● Listed entries:
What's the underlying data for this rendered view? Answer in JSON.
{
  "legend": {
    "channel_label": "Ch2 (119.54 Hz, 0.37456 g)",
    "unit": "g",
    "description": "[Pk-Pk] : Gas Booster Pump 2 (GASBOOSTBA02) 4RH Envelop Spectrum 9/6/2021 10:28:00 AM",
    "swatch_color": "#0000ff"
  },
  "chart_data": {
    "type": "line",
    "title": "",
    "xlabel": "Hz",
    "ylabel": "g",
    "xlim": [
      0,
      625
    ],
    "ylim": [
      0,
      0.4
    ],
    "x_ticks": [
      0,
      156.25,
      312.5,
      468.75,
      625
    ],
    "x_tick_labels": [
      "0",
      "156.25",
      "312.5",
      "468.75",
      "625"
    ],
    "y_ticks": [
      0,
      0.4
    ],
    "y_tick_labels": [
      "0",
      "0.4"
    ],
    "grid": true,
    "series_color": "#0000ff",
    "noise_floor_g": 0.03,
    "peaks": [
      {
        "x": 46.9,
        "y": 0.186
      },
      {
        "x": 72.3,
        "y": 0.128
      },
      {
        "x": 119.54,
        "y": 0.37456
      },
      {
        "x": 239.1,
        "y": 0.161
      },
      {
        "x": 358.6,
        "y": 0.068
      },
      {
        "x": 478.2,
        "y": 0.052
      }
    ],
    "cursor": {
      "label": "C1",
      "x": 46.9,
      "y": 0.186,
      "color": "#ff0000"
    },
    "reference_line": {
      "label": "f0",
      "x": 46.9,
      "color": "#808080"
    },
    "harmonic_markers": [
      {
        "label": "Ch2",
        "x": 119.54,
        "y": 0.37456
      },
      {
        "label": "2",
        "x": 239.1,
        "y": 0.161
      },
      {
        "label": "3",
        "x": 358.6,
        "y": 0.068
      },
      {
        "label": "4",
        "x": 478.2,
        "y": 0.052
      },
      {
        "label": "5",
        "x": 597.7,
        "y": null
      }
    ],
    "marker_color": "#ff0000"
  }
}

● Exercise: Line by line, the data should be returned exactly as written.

● Your response:
What's the underlying data for this rendered view? Answer in JSON.
{
  "legend": {
    "channel_label": "Ch2 (119.54 Hz, 0.37456 g)",
    "unit": "g",
    "description": "[Pk-Pk] : Gas Booster Pump 2 (GASBOOSTBA02) 4RH Envelop Spectrum 9/6/2021 10:28:00 AM",
    "swatch_color": "#0000ff"
  },
  "chart_data": {
    "type": "line",
    "title": "",
    "xlabel": "Hz",
    "ylabel": "g",
    "xlim": [
      0,
      625
    ],
    "ylim": [
      0,
      0.4
    ],
    "x_ticks": [
      0,
      156.25,
      312.5,
      468.75,
      625
    ],
    "x_tick_labels": [
      "0",
      "156.25",
      "312.5",
      "468.75",
      "625"
    ],
    "y_ticks": [
      0,
      0.4
    ],
    "y_tick_labels": [
      "0",
      "0.4"
    ],
    "grid": true,
    "series_color": "#0000ff",
    "noise_floor_g": 0.03,
    "peaks": [
      {
        "x": 46.9,
        "y": 0.186
      },
      {
        "x": 72.3,
        "y": 0.128
      },
      {
        "x": 119.54,
        "y": 0.37456
      },
      {
        "x": 239.1,
        "y": 0.161
      },
      {
        "x": 358.6,
        "y": 0.068
      },
      {
        "x": 478.2,
        "y": 0.052
      }
    ],
    "cursor": {
      "label": "C1",
      "x": 46.9,
      "y": 0.186,
      "color": "#ff0000"
    },
    "reference_line": {
      "label": "f0",
      "x": 46.9,
      "color": "#808080"
    },
    "harmonic_markers": [
      {
        "label": "Ch2",
        "x": 119.54,
        "y": 0.37456
      },
      {
        "label": "2",
        "x": 239.1,
        "y": 0.161
      },
      {
        "label": "3",
        "x": 358.6,
        "y": 0.068
      },
      {
        "label": "4",
        "x": 478.2,
        "y": 0.052
      },
      {
        "label": "5",
        "x": 597.7,
        "y": null
      }
    ],
    "marker_color": "#ff0000"
  }
}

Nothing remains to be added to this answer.